In my view, in this complicated case, whether alternatives short of dismissal will suffice can only be determined after the court has heard the trial testimony. Only then can a conscientious determination be made as to the significance of the evidence that is gone; only the trial evidence will establish whether that loss is insignificant or so significant that dismissal is warranted, even though there are other alternatives such as precluding the government from introducing certain evidence, advancing a certain argument, or instructing the jury that it may draw an adverse inference. It would be improvident and an obvious violation of the unequivocal commands of Bonds
to invoke the sanction of dismissal without considering the efficacy of alternatives on the best possible record and I cannot recommend that Judge Lamberth even consider dismissing this case until that record is completed.
Failure to file timely objections to the findings and recommendations set forth in this report may waive your right of appeal from an order of the District Court adopting such findings and recommendations. See
Thomas v. Arn, 474 U.S. 140, 106 S.Ct. 466, 88 L.Ed.2d 435 (1985).
All references to the United States Code are to the electronic versions that appear in Westlaw and Lexis.
Vaughn v. Rosen, 484 F.2d 820 (D.C.Cir.1973).
See Thomas Y. Allman,
Defining Culpability: The Search for a Limited Safe Harbor in Electronic Discovery, 2006 FED. CTS. L.REV. 7 (Sept.2006), http://www.fclr.org/2006fedctslrev7.htm.
I note, in the interests of full disclosure, that I am a member of the Sedona Conference Advisory Council.

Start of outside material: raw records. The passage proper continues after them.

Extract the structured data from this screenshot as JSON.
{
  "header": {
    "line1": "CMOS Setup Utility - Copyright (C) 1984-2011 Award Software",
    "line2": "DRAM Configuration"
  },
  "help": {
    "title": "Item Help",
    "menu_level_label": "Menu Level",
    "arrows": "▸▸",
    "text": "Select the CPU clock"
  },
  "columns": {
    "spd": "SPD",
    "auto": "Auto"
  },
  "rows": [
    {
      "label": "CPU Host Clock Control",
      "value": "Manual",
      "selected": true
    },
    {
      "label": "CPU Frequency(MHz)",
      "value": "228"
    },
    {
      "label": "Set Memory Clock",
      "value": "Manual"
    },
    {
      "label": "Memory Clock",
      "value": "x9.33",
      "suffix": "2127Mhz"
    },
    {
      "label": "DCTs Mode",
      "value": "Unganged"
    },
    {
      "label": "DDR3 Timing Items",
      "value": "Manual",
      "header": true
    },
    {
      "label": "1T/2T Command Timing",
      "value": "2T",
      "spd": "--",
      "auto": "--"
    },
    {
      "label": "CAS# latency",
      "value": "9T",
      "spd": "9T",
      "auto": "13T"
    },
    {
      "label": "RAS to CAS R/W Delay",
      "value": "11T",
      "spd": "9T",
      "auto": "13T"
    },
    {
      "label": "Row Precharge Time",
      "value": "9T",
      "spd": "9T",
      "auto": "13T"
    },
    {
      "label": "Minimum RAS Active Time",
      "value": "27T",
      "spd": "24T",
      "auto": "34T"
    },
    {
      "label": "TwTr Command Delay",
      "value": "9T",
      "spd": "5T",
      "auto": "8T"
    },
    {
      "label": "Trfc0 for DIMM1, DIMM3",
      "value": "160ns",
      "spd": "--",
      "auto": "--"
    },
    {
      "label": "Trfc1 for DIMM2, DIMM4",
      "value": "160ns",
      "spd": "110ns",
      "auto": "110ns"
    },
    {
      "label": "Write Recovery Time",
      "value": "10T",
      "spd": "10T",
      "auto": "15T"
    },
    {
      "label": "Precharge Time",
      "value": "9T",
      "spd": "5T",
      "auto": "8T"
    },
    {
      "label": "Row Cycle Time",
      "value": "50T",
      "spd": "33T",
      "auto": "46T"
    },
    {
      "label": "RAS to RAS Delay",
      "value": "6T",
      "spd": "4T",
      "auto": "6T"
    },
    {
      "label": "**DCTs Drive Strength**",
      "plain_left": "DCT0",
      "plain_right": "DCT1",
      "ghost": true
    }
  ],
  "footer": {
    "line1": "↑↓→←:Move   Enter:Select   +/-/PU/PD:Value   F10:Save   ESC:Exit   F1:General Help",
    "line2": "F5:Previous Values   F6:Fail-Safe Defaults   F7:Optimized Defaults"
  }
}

My position is, of course, not compensated.
I.e., the file contained notes, analyses, witness interviews, correspondence, evidence logs and summonses prepared by agents working on the case.
End of Document.